ist ein pan-europäisches Blog, der sich bevorzugt mit politischen und wirtschaftlichen Themen beschäftigt. Während meiner Afghanistan-Reise 2005 habe ich zwei Gastbeiträge für A Fistful of Eurosgeschrieben. Unter anderem war A Fistful Of Euros 2005 für einen „Bloggie“ in der Kategorie „best group blog“ und 2006 von der Deutschen Welle für einen BOB-Award (Best of the Blogs) als „best English journalistic blog“ nominiert.
Afghanistan, how art thou
„Dust. It’s everywhere. On your body, in your eyes, your hands never feel clean and clean clothes never stay like that for more than an hour. At night, visibility sometimes is less than 50 meters. And during the day, the city vanishes under a cloud of beige.

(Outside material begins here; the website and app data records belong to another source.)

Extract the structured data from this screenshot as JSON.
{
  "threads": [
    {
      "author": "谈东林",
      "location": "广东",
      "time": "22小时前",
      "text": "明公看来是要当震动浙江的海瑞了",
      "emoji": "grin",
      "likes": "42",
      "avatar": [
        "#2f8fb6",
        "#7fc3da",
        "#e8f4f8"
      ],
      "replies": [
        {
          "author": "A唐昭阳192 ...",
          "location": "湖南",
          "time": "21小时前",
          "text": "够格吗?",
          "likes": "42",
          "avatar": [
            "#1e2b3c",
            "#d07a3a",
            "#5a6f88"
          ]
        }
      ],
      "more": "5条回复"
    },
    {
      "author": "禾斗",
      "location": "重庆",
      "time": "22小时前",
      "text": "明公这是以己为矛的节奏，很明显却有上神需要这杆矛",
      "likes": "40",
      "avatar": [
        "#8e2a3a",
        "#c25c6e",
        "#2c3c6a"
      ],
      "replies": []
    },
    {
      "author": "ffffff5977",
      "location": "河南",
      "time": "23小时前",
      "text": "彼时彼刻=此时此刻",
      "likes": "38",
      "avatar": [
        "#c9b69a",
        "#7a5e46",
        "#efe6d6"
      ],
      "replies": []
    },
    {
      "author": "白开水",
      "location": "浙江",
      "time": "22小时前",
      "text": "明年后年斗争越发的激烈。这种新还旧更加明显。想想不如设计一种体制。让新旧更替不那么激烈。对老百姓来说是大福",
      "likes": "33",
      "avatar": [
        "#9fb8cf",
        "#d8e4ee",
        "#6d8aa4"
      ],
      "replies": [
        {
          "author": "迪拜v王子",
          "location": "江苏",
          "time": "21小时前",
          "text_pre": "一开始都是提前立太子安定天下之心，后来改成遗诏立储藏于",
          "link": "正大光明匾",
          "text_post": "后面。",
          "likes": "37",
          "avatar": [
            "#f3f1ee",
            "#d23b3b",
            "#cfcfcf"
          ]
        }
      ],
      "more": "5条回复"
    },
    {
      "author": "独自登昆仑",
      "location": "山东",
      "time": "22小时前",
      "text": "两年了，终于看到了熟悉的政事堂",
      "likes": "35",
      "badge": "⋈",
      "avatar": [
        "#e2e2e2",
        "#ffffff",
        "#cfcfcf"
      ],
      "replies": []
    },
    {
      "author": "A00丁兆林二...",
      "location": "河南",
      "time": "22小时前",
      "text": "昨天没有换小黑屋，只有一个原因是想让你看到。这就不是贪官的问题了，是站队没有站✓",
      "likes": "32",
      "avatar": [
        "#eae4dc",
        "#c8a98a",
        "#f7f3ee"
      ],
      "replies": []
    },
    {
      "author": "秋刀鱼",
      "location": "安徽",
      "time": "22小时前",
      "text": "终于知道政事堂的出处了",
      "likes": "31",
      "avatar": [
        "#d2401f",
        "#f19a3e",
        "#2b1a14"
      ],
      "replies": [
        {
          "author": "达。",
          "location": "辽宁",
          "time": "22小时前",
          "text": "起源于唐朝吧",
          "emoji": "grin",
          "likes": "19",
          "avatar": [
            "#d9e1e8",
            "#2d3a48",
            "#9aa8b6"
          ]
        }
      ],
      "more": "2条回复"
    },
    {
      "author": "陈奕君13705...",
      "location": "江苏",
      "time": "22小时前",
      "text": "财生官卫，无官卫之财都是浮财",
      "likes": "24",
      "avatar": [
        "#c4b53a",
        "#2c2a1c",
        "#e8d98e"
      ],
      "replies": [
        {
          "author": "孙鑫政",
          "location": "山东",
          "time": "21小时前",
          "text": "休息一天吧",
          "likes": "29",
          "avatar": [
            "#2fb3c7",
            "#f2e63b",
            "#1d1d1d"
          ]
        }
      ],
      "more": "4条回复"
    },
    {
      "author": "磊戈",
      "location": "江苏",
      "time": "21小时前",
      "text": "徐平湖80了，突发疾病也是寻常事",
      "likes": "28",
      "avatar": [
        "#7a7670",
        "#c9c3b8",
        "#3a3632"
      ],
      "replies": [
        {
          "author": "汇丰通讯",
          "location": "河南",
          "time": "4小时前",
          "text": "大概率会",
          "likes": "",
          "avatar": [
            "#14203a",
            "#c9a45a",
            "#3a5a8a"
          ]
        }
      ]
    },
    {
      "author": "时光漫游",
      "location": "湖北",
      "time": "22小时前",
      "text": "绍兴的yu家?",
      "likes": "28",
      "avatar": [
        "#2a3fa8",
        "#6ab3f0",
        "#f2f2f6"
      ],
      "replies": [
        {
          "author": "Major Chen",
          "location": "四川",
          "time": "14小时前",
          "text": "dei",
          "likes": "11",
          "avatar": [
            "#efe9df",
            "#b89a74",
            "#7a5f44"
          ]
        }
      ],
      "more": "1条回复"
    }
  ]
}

No wonder that car-wash-shops are always crowded with cars even lining the side of the roads waiting for their turn. However: don’t expect some nice and shining automated car-wash-booths. Here vehicles are being hand-cleaned under plain sky by three to five men, all of different age groups from school kid to senior citizen. They are eager to please and spray and polish your car for fifteen and more minutes. And they – or at least the owners of the shops – must be earning quite a good living by offering this actually very useless luxury-service for 120 Afghani per car (50 Afghani = 1 US-$; in comparison: for a loaf of bread you pay about 4 Afghani, the traditional male clothing, hand-tailored and including the fabric needed is 420).
Clean cars in HeratBut then again this is the time for the little luxuries for those who can afford it. And while the income-gap widens, more and more people are willing to pay for exactly these kinds of services, pleasing so quickly and so easily…“
From Herat: a relief I didn't know I needed
„Just a few minutes ago I came back from the so called “Mobile Bar”, the weekly social get together of the internationals working with the different NGOs or other international organizations. And let me tell you something: You would not belief the kind of relief I felt right the minute I came to the rooms of the International Committee of the Red Cross (ICRC), who hosted the event today. People, male and female, were chatting to each other, music was playing loudly, alcohol was served – if you wanted it, and the headscarves were abandoned right at the door.
When we arrived at maybe 9.15 p.m., the room was already packed. Heineken was flowing by the can, water as well as vodka orange by the glass and that perfect mixture of English, French, German and a few more languages, so loved by all, who’ve spent some time abroad as a student, filled the air. …the mixture where you change the language in the middle of the sentence yet still everyone understands what you want to say.“